Task item
An exact copy of the data below is required; return it in full.

Input for this task
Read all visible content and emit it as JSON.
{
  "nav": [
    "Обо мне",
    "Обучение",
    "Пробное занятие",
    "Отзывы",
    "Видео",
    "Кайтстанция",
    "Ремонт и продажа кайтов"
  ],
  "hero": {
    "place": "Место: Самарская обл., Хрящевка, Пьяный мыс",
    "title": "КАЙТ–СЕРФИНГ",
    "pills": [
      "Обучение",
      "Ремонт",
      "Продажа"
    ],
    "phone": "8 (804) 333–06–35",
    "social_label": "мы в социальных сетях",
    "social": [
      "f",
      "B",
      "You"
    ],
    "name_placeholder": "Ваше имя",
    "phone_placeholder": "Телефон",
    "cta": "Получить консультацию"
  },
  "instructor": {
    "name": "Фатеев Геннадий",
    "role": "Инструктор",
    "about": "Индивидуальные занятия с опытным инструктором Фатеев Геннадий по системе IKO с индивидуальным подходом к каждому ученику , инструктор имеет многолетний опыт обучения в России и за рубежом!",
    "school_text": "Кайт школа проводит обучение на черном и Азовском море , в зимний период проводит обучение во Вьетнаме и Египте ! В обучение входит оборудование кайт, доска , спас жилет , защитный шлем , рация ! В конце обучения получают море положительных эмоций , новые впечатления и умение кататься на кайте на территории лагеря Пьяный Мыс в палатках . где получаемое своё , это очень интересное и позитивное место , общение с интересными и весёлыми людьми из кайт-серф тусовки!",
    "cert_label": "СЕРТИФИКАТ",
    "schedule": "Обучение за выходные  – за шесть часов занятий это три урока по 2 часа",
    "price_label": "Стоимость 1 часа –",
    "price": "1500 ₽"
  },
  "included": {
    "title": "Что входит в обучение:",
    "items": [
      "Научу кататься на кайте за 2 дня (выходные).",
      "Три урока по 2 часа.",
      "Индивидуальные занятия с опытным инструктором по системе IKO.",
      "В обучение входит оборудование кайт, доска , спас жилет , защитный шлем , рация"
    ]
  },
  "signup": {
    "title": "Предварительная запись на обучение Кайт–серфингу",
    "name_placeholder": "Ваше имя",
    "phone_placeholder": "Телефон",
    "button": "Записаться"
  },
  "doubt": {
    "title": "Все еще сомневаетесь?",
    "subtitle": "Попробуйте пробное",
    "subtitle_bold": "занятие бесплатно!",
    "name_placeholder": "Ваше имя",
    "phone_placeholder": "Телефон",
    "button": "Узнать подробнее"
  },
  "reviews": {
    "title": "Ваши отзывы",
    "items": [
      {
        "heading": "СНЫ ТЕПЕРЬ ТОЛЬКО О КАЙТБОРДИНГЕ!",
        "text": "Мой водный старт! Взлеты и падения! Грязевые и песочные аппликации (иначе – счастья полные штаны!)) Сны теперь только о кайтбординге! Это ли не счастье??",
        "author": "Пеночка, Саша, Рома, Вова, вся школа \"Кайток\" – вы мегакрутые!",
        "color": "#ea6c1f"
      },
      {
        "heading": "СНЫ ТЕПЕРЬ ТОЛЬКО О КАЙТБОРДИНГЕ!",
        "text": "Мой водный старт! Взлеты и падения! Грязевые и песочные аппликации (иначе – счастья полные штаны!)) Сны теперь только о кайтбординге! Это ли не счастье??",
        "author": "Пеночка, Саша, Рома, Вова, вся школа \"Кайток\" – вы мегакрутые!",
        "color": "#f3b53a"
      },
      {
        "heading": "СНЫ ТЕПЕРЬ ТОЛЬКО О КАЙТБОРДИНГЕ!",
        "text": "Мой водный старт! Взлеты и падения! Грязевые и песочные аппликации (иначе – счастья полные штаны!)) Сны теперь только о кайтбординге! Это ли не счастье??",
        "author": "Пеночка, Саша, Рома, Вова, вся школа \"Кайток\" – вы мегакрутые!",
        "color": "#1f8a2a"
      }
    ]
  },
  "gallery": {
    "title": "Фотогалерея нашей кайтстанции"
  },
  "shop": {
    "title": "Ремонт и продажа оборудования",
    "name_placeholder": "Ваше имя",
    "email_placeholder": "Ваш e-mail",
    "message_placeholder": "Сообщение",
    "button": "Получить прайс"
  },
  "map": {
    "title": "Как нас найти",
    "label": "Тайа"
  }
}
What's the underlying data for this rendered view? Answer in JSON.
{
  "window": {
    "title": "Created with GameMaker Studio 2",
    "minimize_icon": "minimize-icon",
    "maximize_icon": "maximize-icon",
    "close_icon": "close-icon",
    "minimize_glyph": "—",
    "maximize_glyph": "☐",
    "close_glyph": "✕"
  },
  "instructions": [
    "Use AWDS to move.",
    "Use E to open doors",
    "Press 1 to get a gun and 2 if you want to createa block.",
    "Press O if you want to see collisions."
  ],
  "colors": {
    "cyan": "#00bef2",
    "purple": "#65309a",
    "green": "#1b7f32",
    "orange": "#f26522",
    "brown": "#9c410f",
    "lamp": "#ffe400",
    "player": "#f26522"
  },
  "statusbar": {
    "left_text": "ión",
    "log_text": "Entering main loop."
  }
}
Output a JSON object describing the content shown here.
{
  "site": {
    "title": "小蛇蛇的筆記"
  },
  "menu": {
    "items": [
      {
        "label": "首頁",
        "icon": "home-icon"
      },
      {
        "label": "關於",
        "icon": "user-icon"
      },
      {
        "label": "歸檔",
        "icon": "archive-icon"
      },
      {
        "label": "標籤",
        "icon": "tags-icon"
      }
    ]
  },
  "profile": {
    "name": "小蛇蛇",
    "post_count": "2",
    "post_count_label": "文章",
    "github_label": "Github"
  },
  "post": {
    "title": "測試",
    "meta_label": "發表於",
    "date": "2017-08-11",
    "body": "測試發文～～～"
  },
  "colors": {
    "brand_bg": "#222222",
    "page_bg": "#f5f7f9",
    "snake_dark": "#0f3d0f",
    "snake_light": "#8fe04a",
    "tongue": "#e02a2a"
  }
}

Exercise output
Read all visible content and emit it as JSON.
{
  "nav": [
    "Обо мне",
    "Обучение",
    "Пробное занятие",
    "Отзывы",
    "Видео",
    "Кайтстанция",
    "Ремонт и продажа кайтов"
  ],
  "hero": {
    "place": "Место: Самарская обл., Хрящевка, Пьяный мыс",
    "title": "КАЙТ–СЕРФИНГ",
    "pills": [
      "Обучение",
      "Ремонт",
      "Продажа"
    ],
    "phone": "8 (804) 333–06–35",
    "social_label": "мы в социальных сетях",
    "social": [
      "f",
      "B",
      "You"
    ],
    "name_placeholder": "Ваше имя",
    "phone_placeholder": "Телефон",
    "cta": "Получить консультацию"
  },
  "instructor": {
    "name": "Фатеев Геннадий",
    "role": "Инструктор",
    "about": "Индивидуальные занятия с опытным инструктором Фатеев Геннадий по системе IKO с индивидуальным подходом к каждому ученику , инструктор имеет многолетний опыт обучения в России и за рубежом!",
    "school_text": "Кайт школа проводит обучение на черном и Азовском море , в зимний период проводит обучение во Вьетнаме и Египте ! В обучение входит оборудование кайт, доска , спас жилет , защитный шлем , рация ! В конце обучения получают море положительных эмоций , новые впечатления и умение кататься на кайте на территории лагеря Пьяный Мыс в палатках . где получаемое своё , это очень интересное и позитивное место , общение с интересными и весёлыми людьми из кайт-серф тусовки!",
    "cert_label": "СЕРТИФИКАТ",
    "schedule": "Обучение за выходные  – за шесть часов занятий это три урока по 2 часа",
    "price_label": "Стоимость 1 часа –",
    "price": "1500 ₽"
  },
  "included": {
    "title": "Что входит в обучение:",
    "items": [
      "Научу кататься на кайте за 2 дня (выходные).",
      "Три урока по 2 часа.",
      "Индивидуальные занятия с опытным инструктором по системе IKO.",
      "В обучение входит оборудование кайт, доска , спас жилет , защитный шлем , рация"
    ]
  },
  "signup": {
    "title": "Предварительная запись на обучение Кайт–серфингу",
    "name_placeholder": "Ваше имя",
    "phone_placeholder": "Телефон",
    "button": "Записаться"
  },
  "doubt": {
    "title": "Все еще сомневаетесь?",
    "subtitle": "Попробуйте пробное",
    "subtitle_bold": "занятие бесплатно!",
    "name_placeholder": "Ваше имя",
    "phone_placeholder": "Телефон",
    "button": "Узнать подробнее"
  },
  "reviews": {
    "title": "Ваши отзывы",
    "items": [
      {
        "heading": "СНЫ ТЕПЕРЬ ТОЛЬКО О КАЙТБОРДИНГЕ!",
        "text": "Мой водный старт! Взлеты и падения! Грязевые и песочные аппликации (иначе – счастья полные штаны!)) Сны теперь только о кайтбординге! Это ли не счастье??",
        "author": "Пеночка, Саша, Рома, Вова, вся школа \"Кайток\" – вы мегакрутые!",
        "color": "#ea6c1f"
      },
      {
        "heading": "СНЫ ТЕПЕРЬ ТОЛЬКО О КАЙТБОРДИНГЕ!",
        "text": "Мой водный старт! Взлеты и падения! Грязевые и песочные аппликации (иначе – счастья полные штаны!)) Сны теперь только о кайтбординге! Это ли не счастье??",
        "author": "Пеночка, Саша, Рома, Вова, вся школа \"Кайток\" – вы мегакрутые!",
        "color": "#f3b53a"
      },
      {
        "heading": "СНЫ ТЕПЕРЬ ТОЛЬКО О КАЙТБОРДИНГЕ!",
        "text": "Мой водный старт! Взлеты и падения! Грязевые и песочные аппликации (иначе – счастья полные штаны!)) Сны теперь только о кайтбординге! Это ли не счастье??",
        "author": "Пеночка, Саша, Рома, Вова, вся школа \"Кайток\" – вы мегакрутые!",
        "color": "#1f8a2a"
      }
    ]
  },
  "gallery": {
    "title": "Фотогалерея нашей кайтстанции"
  },
  "shop": {
    "title": "Ремонт и продажа оборудования",
    "name_placeholder": "Ваше имя",
    "email_placeholder": "Ваш e-mail",
    "message_placeholder": "Сообщение",
    "button": "Получить прайс"
  },
  "map": {
    "title": "Как нас найти",
    "label": "Тайа"
  }
}
What's the underlying data for this rendered view? Answer in JSON.
{
  "window": {
    "title": "Created with GameMaker Studio 2",
    "minimize_icon": "minimize-icon",
    "maximize_icon": "maximize-icon",
    "close_icon": "close-icon",
    "minimize_glyph": "—",
    "maximize_glyph": "☐",
    "close_glyph": "✕"
  },
  "instructions": [
    "Use AWDS to move.",
    "Use E to open doors",
    "Press 1 to get a gun and 2 if you want to createa block.",
    "Press O if you want to see collisions."
  ],
  "colors": {
    "cyan": "#00bef2",
    "purple": "#65309a",
    "green": "#1b7f32",
    "orange": "#f26522",
    "brown": "#9c410f",
    "lamp": "#ffe400",
    "player": "#f26522"
  },
  "statusbar": {
    "left_text": "ión",
    "log_text": "Entering main loop."
  }
}
Output a JSON object describing the content shown here.
{
  "site": {
    "title": "小蛇蛇的筆記"
  },
  "menu": {
    "items": [
      {
        "label": "首頁",
        "icon": "home-icon"
      },
      {
        "label": "關於",
        "icon": "user-icon"
      },
      {
        "label": "歸檔",
        "icon": "archive-icon"
      },
      {
        "label": "標籤",
        "icon": "tags-icon"
      }
    ]
  },
  "profile": {
    "name": "小蛇蛇",
    "post_count": "2",
    "post_count_label": "文章",
    "github_label": "Github"
  },
  "post": {
    "title": "測試",
    "meta_label": "發表於",
    "date": "2017-08-11",
    "body": "測試發文～～～"
  },
  "colors": {
    "brand_bg": "#222222",
    "page_bg": "#f5f7f9",
    "snake_dark": "#0f3d0f",
    "snake_light": "#8fe04a",
    "tongue": "#e02a2a"
  }
}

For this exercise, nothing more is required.